**Exercise:**
Which lines of the entries contain the string "title"? Please find them and copy them.

**Input for this task:**
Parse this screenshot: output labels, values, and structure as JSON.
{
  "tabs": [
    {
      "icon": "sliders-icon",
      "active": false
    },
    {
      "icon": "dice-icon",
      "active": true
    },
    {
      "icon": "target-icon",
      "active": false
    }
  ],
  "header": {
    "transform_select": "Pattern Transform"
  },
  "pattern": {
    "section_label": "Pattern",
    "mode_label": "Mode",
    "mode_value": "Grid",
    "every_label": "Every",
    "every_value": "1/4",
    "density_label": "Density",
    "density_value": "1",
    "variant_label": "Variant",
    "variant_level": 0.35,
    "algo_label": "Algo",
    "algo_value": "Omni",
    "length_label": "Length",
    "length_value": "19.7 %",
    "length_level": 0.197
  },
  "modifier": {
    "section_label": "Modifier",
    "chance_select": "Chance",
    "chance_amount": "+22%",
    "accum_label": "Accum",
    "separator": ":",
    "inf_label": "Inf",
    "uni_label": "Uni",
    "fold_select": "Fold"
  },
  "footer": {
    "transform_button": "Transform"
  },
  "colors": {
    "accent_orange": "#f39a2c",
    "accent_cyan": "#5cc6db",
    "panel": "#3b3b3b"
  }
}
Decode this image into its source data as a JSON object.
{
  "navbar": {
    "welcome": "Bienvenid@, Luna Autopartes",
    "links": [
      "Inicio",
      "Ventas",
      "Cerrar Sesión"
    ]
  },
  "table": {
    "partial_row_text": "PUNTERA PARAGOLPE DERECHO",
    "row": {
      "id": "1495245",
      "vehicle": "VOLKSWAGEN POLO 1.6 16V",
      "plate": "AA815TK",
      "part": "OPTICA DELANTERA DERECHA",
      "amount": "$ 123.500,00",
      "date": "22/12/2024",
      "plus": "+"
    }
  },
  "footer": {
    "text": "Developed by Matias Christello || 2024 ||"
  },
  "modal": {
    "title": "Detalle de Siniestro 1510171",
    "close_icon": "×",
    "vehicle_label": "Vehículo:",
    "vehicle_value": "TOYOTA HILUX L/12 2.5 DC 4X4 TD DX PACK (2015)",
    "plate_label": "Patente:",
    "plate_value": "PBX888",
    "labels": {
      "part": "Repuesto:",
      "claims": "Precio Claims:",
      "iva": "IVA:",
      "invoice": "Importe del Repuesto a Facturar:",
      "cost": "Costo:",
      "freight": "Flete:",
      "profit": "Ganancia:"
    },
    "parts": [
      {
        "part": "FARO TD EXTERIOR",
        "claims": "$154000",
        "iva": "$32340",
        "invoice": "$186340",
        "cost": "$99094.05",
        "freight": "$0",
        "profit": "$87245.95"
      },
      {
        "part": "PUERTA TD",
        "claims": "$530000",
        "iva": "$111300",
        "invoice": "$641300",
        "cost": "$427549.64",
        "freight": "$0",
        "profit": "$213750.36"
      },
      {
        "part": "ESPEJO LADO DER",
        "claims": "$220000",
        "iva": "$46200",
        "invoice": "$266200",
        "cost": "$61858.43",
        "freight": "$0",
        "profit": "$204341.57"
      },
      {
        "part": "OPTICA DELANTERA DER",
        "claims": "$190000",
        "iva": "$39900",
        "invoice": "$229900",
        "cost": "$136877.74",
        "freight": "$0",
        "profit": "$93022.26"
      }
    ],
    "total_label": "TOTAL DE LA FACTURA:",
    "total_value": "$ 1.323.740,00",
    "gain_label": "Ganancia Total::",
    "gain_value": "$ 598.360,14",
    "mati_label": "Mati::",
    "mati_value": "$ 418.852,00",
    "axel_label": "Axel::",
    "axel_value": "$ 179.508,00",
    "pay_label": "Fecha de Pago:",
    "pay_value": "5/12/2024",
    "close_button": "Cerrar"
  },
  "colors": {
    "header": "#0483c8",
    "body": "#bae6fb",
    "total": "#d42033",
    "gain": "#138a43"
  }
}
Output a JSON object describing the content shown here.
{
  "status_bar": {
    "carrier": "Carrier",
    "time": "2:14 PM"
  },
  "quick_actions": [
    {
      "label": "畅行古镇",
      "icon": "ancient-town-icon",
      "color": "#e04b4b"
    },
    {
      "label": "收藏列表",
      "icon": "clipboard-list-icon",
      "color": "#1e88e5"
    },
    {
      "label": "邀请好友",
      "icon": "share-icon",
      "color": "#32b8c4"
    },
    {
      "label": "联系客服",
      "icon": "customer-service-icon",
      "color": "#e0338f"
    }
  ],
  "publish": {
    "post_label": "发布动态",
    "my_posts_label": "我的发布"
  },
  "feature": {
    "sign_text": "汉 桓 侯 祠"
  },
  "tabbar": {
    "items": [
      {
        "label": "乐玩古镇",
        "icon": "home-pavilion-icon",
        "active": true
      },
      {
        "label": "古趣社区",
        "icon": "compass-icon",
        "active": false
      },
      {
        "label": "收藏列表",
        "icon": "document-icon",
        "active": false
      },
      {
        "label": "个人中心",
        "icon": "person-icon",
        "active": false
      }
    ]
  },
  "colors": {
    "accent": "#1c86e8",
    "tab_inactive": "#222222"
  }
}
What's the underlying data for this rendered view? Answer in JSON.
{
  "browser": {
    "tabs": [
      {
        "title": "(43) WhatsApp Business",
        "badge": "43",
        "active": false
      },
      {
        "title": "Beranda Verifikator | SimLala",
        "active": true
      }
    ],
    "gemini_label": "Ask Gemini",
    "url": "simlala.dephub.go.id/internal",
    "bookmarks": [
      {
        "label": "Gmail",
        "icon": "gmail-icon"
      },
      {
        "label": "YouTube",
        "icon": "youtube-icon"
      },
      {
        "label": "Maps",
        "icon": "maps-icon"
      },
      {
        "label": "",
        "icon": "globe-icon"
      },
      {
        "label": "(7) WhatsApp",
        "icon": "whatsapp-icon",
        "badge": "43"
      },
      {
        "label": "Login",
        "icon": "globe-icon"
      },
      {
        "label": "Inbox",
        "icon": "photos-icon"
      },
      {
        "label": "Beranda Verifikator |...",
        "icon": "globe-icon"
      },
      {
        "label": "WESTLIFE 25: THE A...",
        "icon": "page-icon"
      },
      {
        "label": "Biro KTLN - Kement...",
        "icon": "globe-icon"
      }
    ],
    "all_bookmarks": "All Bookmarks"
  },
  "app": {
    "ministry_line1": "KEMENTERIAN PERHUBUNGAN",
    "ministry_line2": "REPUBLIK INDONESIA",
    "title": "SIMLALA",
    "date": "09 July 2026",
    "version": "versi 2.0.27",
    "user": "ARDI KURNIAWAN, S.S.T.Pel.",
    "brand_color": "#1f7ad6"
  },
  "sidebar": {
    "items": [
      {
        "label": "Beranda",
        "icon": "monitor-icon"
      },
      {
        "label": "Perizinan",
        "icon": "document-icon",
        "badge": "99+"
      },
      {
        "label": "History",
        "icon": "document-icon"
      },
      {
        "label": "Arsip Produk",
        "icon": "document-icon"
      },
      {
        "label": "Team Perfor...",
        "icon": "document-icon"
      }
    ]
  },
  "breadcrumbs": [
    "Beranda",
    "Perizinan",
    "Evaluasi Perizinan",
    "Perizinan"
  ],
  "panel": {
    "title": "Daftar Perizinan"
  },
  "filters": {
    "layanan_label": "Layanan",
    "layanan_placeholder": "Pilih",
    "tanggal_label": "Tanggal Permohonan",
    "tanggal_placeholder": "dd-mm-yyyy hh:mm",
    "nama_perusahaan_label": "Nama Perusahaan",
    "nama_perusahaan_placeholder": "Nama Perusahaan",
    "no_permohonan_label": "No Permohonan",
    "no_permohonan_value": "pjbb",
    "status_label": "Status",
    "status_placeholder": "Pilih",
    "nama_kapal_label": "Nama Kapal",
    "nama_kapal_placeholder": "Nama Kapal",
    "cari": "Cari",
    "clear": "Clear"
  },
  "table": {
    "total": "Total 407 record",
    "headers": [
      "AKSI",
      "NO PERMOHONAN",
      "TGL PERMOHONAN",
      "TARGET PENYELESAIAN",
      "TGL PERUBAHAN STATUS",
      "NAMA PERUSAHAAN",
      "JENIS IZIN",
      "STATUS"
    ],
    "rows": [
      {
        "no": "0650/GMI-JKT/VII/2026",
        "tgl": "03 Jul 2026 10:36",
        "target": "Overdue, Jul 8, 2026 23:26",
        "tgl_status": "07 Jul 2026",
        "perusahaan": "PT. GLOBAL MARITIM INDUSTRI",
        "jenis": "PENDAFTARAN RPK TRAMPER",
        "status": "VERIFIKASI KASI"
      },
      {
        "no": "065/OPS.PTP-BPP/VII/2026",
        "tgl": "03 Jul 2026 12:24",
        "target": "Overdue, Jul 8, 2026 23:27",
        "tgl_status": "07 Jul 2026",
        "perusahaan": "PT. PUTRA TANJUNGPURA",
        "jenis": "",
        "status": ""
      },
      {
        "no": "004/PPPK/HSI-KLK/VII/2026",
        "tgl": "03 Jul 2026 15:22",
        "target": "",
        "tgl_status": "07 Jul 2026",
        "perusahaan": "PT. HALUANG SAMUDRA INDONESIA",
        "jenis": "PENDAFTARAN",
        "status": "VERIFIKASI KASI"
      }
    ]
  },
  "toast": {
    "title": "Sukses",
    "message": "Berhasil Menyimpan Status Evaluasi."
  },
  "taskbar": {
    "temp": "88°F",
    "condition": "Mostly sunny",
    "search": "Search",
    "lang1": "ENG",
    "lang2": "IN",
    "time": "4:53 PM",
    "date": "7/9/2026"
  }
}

**Solution for this problem:**
    "title": "Detalle de Siniestro 1510171",
        "title": "(43) WhatsApp Business",
        "title": "Beranda Verifikator | SimLala",
    "title": "SIMLALA",
    "title": "Daftar Perizinan"
    "title": "Sukses",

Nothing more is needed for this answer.